- Do police lose qualified immunity?
- Can states eliminate qualified immunity?
- Do police in Canada have qualified immunity?
- Can I sue a federal judge?
- Who does Qualified immunity apply to?
- Do elected officials have qualified immunity?
- How does a cop lose qualified immunity?
- Can a judge get fired?
- Are judges held accountable?
- What qualified immunity?
- Do judges have qualified immunity?
Do police lose qualified immunity?
House Democrats have made ending qualified immunity for police and correctional officers a priority in the sweeping Justice in Policing Act, saying it allows police to act with impunity by blocking the ability to sue officers for unconstitutional abuse, injury or death..
Can states eliminate qualified immunity?
The doctrine of qualified immunity protects state and local officials from individual liability unless the official violated a clearly established constitutional right. Some of the police reform bills Congress is considering eliminate qualified immunity for state and local police and correctional officers.
Do police in Canada have qualified immunity?
In Canada, similar immunity laws exist. Since the state protects its protectors, qualified immunity from prosecution is what often allows police to get away with murder – literally. The legal justification for police violence is key to understand liberal democracies.
Can I sue a federal judge?
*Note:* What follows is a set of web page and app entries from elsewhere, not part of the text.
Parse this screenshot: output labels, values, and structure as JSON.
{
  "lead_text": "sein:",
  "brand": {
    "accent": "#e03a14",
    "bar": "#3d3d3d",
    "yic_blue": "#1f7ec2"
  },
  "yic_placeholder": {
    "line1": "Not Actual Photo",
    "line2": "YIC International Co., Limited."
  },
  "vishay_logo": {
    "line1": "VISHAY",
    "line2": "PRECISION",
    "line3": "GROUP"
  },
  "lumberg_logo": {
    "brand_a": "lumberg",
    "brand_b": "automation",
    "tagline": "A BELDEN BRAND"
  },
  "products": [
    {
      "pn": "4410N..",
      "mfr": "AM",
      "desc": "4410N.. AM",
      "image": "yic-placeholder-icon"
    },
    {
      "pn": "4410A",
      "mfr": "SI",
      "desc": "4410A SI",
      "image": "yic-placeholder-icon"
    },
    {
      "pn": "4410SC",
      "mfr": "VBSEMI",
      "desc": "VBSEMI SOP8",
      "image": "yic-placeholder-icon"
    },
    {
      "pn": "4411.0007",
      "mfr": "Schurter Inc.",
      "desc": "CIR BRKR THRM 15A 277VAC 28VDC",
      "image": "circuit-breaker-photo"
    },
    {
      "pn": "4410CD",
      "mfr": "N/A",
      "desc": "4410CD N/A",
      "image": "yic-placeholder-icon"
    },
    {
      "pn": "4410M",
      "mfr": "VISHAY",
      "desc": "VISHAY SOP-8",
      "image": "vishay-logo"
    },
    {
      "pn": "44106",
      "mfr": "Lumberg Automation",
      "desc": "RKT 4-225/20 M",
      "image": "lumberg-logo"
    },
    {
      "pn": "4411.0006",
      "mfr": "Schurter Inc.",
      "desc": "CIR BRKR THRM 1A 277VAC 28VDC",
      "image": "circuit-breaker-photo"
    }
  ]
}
Judges are typically immune from a lawsuit. You cannot sue judges for actions they took in their official capacity. … Only in rare circumstances can you sue a judge. In order to find out if your situation qualifies in the United States, you will need to meet with an attorney.
Who does Qualified immunity apply to?
Qualified immunity applies only to government officials in civil litigation, and does not protect the government itself from suits arising from officials’ actions.
Do elected officials have qualified immunity?
“Qualified immunity” is a special protection for government officials the U.S. Supreme Court created in 1982 as an act of judicial policymaking. By default, all government officials are immune from liability if they violate your rights. Whether your rights were actually violated doesn’t necessarily matter.
How does a cop lose qualified immunity?
It’s difficult to convince a court to dismiss qualified immunity. Qualified immunity has evolved in meaning over the past few decades. … According to that ruling, a public official could lose the protections of the immunity only when they have violated “clearly established statutory or constitutional rights.”
Can a judge get fired?
Federal Judges Article III judges can only be removed through impeachment by the United States Congress. This has only ever happened a few times, and in practice they are essentially immune to being fired or having their pay cut. Federal district court judges can remove federal magistrate court judges for misconduct.
Are judges held accountable?
Individual judges are accountable to the public in the sense that in general their decisions are in public and are discussed, often critically, in the media and by interest groups and sections of the public affected by them.
What qualified immunity?
Qualified immunity is a judicially created doctrine that shields government officials from being held personally liable for constitutional violations—like the right to be free from excessive police force—for money damages under federal law so long as the officials did not violate “clearly established” law.
Do judges have qualified immunity?
A judge can be prosecuted for criminal acts. … Qualified immunity is a lesser form of immunity that may be granted by a court if the judge demonstrates that the law was not clear on the subject in which the judge’s actions occurred. They point out that the EXECUTIVE BRANCH is governed by qualified immunity.